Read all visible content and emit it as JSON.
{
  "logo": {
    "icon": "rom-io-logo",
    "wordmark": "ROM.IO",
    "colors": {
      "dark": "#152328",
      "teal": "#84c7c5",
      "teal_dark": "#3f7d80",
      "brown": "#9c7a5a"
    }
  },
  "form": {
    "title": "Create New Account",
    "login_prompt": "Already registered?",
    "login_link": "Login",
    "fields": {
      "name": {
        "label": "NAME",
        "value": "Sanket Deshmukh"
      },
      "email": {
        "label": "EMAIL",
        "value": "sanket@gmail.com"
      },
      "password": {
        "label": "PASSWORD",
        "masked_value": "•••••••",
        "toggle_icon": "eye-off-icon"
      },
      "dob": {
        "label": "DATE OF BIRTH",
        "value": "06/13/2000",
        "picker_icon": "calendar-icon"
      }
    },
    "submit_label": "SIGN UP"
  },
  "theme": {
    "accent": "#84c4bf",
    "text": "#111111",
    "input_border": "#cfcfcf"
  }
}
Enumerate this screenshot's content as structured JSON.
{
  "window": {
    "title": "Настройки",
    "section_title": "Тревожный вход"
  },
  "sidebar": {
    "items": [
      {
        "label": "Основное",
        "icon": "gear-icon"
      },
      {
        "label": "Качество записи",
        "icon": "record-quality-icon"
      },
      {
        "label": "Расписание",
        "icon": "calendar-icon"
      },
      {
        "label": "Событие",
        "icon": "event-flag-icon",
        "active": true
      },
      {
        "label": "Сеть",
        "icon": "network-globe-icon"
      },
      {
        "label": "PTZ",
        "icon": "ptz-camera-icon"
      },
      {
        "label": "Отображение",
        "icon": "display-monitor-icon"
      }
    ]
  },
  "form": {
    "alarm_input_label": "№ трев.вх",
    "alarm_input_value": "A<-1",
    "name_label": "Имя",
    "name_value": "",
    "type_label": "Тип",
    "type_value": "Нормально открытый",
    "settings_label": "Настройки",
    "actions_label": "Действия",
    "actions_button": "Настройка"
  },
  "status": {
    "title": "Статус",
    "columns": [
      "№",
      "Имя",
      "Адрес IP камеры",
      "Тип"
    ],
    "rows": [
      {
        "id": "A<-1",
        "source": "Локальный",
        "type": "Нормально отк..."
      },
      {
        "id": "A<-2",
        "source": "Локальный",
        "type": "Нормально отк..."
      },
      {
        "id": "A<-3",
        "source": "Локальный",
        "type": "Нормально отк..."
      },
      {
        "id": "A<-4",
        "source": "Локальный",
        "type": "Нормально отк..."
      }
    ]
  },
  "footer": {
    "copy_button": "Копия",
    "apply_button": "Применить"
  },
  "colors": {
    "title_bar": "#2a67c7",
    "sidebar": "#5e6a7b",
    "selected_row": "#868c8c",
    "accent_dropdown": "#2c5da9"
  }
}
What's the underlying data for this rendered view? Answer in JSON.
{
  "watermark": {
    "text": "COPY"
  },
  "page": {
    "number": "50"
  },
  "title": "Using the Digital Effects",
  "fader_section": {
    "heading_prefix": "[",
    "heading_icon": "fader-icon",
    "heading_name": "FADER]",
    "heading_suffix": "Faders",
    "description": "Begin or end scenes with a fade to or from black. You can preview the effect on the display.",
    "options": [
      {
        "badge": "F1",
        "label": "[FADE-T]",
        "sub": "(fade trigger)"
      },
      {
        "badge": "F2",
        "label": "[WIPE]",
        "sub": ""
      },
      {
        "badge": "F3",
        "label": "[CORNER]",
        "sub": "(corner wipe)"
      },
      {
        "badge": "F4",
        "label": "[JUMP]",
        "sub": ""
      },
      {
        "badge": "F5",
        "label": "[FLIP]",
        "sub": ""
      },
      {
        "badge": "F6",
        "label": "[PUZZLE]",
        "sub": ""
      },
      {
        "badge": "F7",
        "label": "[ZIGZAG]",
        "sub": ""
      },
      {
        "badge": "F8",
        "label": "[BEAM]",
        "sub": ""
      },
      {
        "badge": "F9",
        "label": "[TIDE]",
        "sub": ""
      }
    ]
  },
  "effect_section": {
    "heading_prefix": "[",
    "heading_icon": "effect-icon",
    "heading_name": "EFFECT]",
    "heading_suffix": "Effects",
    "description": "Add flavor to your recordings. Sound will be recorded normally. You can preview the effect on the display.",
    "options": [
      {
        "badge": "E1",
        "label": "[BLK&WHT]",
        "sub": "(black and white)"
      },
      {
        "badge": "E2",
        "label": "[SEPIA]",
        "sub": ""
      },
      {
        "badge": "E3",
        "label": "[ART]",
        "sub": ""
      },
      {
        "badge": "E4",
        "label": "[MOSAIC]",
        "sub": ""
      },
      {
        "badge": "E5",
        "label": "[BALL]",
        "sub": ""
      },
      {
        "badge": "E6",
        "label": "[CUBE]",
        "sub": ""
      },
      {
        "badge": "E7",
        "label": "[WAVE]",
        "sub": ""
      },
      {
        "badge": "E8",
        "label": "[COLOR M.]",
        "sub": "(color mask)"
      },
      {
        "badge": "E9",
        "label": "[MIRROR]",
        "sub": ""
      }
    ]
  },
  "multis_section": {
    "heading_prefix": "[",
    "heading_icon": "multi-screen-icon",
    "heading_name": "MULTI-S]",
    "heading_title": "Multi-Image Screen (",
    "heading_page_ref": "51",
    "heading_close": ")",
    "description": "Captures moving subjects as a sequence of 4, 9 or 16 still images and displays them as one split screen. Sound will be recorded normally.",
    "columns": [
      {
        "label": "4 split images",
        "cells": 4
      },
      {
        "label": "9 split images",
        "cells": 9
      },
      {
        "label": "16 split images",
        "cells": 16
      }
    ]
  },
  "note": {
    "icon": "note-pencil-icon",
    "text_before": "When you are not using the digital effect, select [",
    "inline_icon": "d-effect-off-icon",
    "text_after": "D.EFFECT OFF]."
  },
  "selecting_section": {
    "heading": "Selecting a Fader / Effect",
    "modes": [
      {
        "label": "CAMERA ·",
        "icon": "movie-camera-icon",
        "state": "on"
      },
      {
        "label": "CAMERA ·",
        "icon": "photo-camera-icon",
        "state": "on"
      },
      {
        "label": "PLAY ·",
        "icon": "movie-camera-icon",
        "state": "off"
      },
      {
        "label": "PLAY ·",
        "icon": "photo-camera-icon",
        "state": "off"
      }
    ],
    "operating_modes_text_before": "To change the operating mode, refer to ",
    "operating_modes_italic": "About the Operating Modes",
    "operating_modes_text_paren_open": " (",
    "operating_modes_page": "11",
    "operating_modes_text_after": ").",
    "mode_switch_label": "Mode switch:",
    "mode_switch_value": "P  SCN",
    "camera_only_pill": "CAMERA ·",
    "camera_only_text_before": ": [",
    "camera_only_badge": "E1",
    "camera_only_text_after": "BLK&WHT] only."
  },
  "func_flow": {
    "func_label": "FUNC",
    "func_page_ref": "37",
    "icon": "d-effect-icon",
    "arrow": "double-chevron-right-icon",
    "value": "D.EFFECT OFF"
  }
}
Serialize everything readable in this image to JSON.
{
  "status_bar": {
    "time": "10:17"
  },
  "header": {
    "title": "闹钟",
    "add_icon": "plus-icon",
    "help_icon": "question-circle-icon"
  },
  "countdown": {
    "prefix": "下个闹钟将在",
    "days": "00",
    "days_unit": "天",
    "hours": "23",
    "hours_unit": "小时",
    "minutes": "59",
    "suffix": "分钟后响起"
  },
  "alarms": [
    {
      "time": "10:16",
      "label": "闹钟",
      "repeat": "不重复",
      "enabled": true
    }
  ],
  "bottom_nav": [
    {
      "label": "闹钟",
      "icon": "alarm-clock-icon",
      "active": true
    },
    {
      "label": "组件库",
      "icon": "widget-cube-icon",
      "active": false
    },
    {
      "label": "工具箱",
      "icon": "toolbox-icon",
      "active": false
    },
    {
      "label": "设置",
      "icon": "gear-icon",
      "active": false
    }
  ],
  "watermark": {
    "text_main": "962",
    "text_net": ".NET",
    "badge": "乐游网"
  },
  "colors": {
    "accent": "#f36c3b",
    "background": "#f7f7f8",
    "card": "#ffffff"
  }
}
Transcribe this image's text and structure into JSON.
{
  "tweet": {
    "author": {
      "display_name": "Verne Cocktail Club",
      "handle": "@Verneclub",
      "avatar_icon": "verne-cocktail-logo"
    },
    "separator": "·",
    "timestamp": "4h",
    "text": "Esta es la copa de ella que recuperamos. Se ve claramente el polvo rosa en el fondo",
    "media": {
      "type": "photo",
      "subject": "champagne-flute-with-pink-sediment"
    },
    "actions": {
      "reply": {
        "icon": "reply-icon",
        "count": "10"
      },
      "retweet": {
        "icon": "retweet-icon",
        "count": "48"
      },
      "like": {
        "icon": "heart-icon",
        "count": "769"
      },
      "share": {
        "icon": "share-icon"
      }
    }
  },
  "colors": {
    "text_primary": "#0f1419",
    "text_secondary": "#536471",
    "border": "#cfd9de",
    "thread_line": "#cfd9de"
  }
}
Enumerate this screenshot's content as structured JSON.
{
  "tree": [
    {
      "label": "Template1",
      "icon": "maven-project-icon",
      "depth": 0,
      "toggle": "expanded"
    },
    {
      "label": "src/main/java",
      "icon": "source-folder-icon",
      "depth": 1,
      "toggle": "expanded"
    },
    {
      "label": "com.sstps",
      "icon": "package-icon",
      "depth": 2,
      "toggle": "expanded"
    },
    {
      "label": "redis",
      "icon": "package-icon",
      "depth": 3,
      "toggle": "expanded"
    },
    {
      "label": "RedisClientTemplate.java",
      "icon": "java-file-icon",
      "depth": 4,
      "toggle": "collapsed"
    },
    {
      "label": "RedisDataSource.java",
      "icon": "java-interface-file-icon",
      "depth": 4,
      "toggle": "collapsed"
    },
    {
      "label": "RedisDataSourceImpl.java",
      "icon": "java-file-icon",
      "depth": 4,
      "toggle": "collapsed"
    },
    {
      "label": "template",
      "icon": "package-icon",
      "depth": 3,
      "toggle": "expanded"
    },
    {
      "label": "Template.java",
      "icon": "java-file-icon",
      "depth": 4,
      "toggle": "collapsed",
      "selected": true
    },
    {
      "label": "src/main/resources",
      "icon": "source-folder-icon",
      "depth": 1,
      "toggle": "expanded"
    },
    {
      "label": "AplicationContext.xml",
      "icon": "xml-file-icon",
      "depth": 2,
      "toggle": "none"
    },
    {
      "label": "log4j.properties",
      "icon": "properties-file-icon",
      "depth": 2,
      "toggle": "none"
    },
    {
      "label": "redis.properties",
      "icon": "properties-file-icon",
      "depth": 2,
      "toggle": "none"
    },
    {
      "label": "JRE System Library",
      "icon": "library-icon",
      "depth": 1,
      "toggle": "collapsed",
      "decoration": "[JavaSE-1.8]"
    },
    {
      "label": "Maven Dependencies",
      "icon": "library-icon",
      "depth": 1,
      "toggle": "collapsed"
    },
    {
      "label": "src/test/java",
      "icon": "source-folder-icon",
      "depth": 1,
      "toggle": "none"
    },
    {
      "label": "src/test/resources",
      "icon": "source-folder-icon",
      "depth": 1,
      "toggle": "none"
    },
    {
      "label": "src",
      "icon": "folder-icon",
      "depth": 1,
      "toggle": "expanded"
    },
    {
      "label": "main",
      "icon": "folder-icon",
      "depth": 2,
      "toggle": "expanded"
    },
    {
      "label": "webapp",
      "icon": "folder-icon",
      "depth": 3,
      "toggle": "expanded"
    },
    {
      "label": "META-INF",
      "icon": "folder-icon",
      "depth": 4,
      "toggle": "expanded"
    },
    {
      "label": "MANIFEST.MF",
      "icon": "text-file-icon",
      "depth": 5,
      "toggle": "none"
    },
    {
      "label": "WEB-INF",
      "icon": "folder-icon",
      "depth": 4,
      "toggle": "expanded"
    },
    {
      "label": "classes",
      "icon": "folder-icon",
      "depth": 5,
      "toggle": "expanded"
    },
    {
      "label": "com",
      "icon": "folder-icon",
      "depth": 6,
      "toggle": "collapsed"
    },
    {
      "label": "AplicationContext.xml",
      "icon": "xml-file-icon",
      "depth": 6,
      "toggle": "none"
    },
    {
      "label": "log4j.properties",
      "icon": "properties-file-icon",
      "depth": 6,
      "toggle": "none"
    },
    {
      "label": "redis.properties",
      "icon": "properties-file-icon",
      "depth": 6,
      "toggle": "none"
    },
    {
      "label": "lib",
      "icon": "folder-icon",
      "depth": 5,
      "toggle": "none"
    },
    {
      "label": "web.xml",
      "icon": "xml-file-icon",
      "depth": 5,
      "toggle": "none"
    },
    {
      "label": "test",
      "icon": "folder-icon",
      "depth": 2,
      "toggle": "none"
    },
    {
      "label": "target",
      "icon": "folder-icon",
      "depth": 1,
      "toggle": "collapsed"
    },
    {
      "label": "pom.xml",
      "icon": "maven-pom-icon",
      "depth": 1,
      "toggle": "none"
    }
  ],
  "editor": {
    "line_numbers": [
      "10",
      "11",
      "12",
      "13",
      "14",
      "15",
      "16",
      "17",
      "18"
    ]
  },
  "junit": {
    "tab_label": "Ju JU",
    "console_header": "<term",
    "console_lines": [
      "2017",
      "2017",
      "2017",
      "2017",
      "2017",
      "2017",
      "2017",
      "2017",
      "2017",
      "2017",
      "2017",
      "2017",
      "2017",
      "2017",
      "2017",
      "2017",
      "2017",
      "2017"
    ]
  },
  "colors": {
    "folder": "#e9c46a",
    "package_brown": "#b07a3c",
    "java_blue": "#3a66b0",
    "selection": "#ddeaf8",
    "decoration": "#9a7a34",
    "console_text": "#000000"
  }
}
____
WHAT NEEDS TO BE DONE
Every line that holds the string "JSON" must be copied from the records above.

RESULT
Read all visible content and emit it as JSON.
Enumerate this screenshot's content as structured JSON.
What's the underlying data for this rendered view? Answer in JSON.
Serialize everything readable in this image to JSON.
Transcribe this image's text and structure into JSON.
Enumerate this screenshot's content as structured JSON.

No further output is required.